Gay-straight alliances (GSAs) and queer-straight alliances (QSAs) are peer support networks that promote welcoming, caring, respectful and safe learning environments for lesbian, gay, bisexual, transgender and queer (LGBTQ+) students and their allies.
But misconceptions about what they do and who they’re intended for stoke opposition that may make students, teachers and school administrators hesitant to support their creation, despite the legislative backstop provided by Bill 10, which mandates the formation of GSAs in any Alberta K-12 school where students want them.
It’s been three years since the first official University of Alberta Pride Week was celebrated on campus. In human years, it’s still a toddler. But the Annual OUTreach Drag Show, which will kick off UAlberta Pride Week 2016 this Saturday, has been around for 13 years. Consider it the spirited older sister that paved the way for its younger sibling.
To say Kristopher Wells (’94 BEd, ’03 MEd, ’11 PhD) is a busy man is quite an understatement.
Co-director of the University of Alberta’s Institute for Sexual Minority Studies and Services (iSMSS) and assistant professor in the Faculty of Education, Wells is a leading researcher and advocate for sexual and gender minority youth across Canada.
Now more than ever, his expertise is in demand.
By Isabela C. Varela
Camp fYrefly, Canada’s only leadership program for sexual and gender minority or LGBTQ youth, is the proud recipient of Project Ploughshares Edmonton’s 2014 Salvos Prelorentzos Peace Award.
Founded in 2004 by professors André Grace and Kristopher Wells of the University of Alberta’s Faculty of Education, Camp fYrefly is a university-community educational outreach project that focuses on the educational, health, safety, and socialization needs of sexual and gender minority youth.
Recent controversy over gay-straight alliances in Alberta schools has put lesbian, gay, bisexual, transgender and queer (LGBTQ) rights into the national spotlight.
Last week, the Alberta legislature voted down a non-binding motion calling on the government to introduce legislation that would require school boards to support gay-straight alliances (GSAs) when requested by students.
Kristopher Wells receives hate mail and death threats for standing up for what he believes in, but he refuses to be bullied.
He says every time he appears on TV to discuss sexual and gender minority (SGM) rights and issues, detractors come out of the woodwork.
“I always say my job hasn’t been done if a week goes by where somebody doesn’t ask for me to be fired,” says Wells. “There’s never a dull day.”
Growing movement aims to create safe schools and encourage inclusivity
It’s not so strange to find clubs on the campus of any high school.

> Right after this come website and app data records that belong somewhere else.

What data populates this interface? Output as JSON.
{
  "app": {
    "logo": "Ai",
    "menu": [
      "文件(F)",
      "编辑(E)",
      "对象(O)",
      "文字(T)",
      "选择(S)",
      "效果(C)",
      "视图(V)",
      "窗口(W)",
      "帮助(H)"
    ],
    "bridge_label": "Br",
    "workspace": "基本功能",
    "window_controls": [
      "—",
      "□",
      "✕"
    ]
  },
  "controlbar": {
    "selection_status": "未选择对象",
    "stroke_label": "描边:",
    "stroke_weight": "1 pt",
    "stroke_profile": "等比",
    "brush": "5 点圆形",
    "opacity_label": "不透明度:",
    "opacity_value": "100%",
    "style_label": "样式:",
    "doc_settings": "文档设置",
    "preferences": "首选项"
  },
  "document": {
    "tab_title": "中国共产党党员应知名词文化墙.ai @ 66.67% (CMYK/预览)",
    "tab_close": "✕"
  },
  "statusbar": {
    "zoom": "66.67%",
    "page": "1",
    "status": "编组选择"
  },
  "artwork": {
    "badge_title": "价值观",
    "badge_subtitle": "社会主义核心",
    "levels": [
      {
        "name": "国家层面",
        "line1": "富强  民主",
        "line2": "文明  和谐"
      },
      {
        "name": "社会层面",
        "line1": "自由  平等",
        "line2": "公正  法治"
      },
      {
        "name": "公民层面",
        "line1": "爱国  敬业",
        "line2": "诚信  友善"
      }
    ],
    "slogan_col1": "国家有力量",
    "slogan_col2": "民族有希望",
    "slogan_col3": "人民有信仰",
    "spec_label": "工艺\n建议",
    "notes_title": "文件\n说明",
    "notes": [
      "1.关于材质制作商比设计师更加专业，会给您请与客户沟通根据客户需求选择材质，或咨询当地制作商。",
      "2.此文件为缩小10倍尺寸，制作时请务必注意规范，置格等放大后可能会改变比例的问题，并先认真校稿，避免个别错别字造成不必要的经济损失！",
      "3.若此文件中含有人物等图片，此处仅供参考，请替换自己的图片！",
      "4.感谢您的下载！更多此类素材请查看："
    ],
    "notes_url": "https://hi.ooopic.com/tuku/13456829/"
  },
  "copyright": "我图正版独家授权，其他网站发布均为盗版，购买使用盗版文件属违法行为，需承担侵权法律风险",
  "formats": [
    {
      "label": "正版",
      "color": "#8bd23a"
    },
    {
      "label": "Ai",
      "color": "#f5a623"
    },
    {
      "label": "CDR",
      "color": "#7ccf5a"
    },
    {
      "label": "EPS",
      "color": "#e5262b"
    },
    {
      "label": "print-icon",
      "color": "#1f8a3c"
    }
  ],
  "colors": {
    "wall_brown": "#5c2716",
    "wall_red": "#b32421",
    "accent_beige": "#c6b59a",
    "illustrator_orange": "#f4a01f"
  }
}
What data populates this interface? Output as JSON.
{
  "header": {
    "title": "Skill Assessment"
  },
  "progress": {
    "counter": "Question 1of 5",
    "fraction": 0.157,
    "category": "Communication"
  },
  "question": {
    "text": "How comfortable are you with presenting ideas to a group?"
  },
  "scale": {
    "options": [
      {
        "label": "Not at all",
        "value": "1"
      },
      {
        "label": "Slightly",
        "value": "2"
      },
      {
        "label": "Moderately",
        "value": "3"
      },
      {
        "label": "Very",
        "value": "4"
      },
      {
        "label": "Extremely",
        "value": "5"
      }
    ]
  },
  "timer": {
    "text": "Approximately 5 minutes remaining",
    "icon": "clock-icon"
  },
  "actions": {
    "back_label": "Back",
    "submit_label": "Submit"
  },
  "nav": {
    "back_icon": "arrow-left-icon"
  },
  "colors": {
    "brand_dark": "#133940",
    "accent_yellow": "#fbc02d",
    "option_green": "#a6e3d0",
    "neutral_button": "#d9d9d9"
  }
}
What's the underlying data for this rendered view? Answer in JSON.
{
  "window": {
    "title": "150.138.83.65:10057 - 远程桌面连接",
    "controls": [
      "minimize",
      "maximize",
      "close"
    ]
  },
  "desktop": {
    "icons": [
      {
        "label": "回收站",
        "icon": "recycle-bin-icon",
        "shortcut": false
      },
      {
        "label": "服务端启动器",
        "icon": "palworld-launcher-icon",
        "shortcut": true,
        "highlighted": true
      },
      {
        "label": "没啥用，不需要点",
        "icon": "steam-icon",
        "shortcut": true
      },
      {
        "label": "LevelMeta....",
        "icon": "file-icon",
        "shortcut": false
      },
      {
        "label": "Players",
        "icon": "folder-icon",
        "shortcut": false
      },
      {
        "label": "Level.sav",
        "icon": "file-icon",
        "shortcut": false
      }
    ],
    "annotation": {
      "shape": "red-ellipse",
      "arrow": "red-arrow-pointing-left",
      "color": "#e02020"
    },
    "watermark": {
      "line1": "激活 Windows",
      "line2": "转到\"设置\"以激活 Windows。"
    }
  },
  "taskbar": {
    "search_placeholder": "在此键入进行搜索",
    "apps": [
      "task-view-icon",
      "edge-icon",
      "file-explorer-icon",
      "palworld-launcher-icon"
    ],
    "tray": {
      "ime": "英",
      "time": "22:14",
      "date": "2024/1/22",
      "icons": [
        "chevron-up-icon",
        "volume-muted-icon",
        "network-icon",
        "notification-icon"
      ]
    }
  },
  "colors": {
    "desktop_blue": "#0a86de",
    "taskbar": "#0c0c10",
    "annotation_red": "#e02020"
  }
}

Students with common interests connect all the time to join groups focused on sports and academic clubs as well as social clubs.
But it’s only recently that students have gotten together to form gay-straight alliances, or GSAs. Today they’re one of the fastest growing social movements within schools in North America.
A passionate advocate who works tirelessly to ensure equal opportunities and protect the rights of sexual and gender minorities and LGBTQ youth has been honoured by Avenue magazine as one of Edmonton’s 40 most exceptional community leaders under 40 years of age.
Summer camps come in all forms, and it's pretty easy to find programs centering on sports, arts, nature, science, dance and drama, or some other common activity.
Rarely is there a camp focusing on sexual identity and support for the development of self-realization and leadership in youth from marginalized groups.